Mentioning a deal’s expiration date is good. It’s better than nothing. But showing a ticking timer – a vivid symbol of passing time – that’s urgency gold.
Why? Because 90% of all the information that enters our brain is visual. Visuals are also processed 60,000 times faster than images.
Seeing a clock count down the seconds quickens your pulse rate, prompting the impulse to shop. In fact, it’s a hardwired response.
Barnes & Noble email example where they incorporate a countdown timer to create urgency:
The timer is placed front and center. The large fonts and bold colors increase urgency. And there are zero extraneous elements. The only clickable options are to go the in-store coupon route or to go online. It’s focused, forceful, and fierce…just like your incorporation of countdown times should be.
6. Offer limited-time free shipping in emails
As ubiquitous as sites like Amazon have made free shipping, it’s still a powerful lure. Free shipping is the number one reason more than 80% of customers shop online. And over 50% of shoppers abandon their carts because of unexpected surcharges, like high shipping costs.
Limited-time free shipping to nudge undecided shoppers brand email example from Wayfair:
The word “earned” in the subject line is a powerful touch. But, 30 days doesn’t exactly spark an “I’ve got to act now” feeling.
Instead, limit your free shipping offer by tying it directly to a real-world deadline. The NFL shop does this by personalizing their free-shipping email in a number of ways:
7. Add words to the email subject line and copy that scream ‘urgent’
Our final way to add urgency isn’t so much about a specific tactic…it’s a catch-all about words themselves.

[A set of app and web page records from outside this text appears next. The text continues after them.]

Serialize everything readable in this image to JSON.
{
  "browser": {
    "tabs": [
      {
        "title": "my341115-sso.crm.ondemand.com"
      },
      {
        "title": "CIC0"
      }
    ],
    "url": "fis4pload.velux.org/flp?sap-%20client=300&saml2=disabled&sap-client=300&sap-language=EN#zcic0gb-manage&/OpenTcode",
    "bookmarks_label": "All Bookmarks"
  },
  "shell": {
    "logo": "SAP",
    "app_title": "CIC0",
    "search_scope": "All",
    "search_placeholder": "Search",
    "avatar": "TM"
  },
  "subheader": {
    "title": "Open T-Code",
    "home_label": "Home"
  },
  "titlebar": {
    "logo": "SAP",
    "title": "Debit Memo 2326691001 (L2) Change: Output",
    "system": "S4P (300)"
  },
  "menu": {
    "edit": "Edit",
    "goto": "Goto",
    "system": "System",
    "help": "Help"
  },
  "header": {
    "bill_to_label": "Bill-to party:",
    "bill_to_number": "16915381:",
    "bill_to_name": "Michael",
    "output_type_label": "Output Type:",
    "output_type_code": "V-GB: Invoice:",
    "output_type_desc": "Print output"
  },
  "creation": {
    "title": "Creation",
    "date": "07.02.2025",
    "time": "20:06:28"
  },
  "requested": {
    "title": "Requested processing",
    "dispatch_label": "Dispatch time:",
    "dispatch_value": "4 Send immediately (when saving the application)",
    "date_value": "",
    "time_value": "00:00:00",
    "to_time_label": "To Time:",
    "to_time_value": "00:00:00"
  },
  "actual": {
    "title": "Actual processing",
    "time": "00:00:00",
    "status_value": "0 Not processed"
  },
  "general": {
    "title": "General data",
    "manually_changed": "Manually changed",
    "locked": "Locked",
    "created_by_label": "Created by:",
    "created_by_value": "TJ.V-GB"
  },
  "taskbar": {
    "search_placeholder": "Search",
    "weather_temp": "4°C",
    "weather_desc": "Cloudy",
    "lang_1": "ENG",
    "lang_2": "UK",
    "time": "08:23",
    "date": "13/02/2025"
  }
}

The most enticing discounts will go out in vain if you can’t tease your subscribers to open your emails in the first place.
Two points deserve special attention before we conclude.
Number one, don’t hide urgency in the body of the email… Instead, lather your subject line with friction-reducing and scarcity-think language:
Number two, major on two words in particular: “you” and action verbs. “You” is universally recognized as one of the most persuasive words in the English language. So make your subject line about them by talking directly to your subscriber.
Time-based scarcity does increase open rates and click-through rates
Urgency overcomes both passivity and cognitive friction. It makes the cost of doing nothing higher than the cost acting. And that’s the hurdle that stands between your email marketing and making a sale.
Unfortunately, less-than-ethical marketers often misuse these potent tactics for their own gain: lying about deals, faking out-of-stock situations, and manipulating pricing.
When it comes to urgency – at the risk of sounding cliche – keep it real and respectful.
Urgent email subject lines FAQs
What is an urgent email subject line?
An urgent email subject line is a concise message at the beginning of an email that conveys a sense of immediate importance or time sensitivity. It aims to grab the recipient’s attention and prompt them to open and read the email promptly. The best email subject lines for urgency tempt readers to act fast on limited-time offers.
When should I use an urgent email subject line?
Urgent email subject lines are typically used when there is time-sensitive information or a pressing matter that requires the email recipient’s immediate attention. This can include critical updates and follow-up emails, time-bound offers, emergency announcements, or important deadlines. Using urgent email subject lines at the wrong time can lead to higher unsubscribe rates and loss of credibility.
How can I make an urgent email subject line effective?
To make an effective subject line for urgency, be specific about the urgency, use action-oriented language, and provide a clear call-to-action (CTA) to indicate why the email is urgent. Avoid using urgent sales email subject lines for non-critical messages to maintain credibility. Personalized email subject lines can also be effective when looking for attention-grabbing strategies. Include the recipient’s name and spice up your content with emojis to create catchy email subject lines.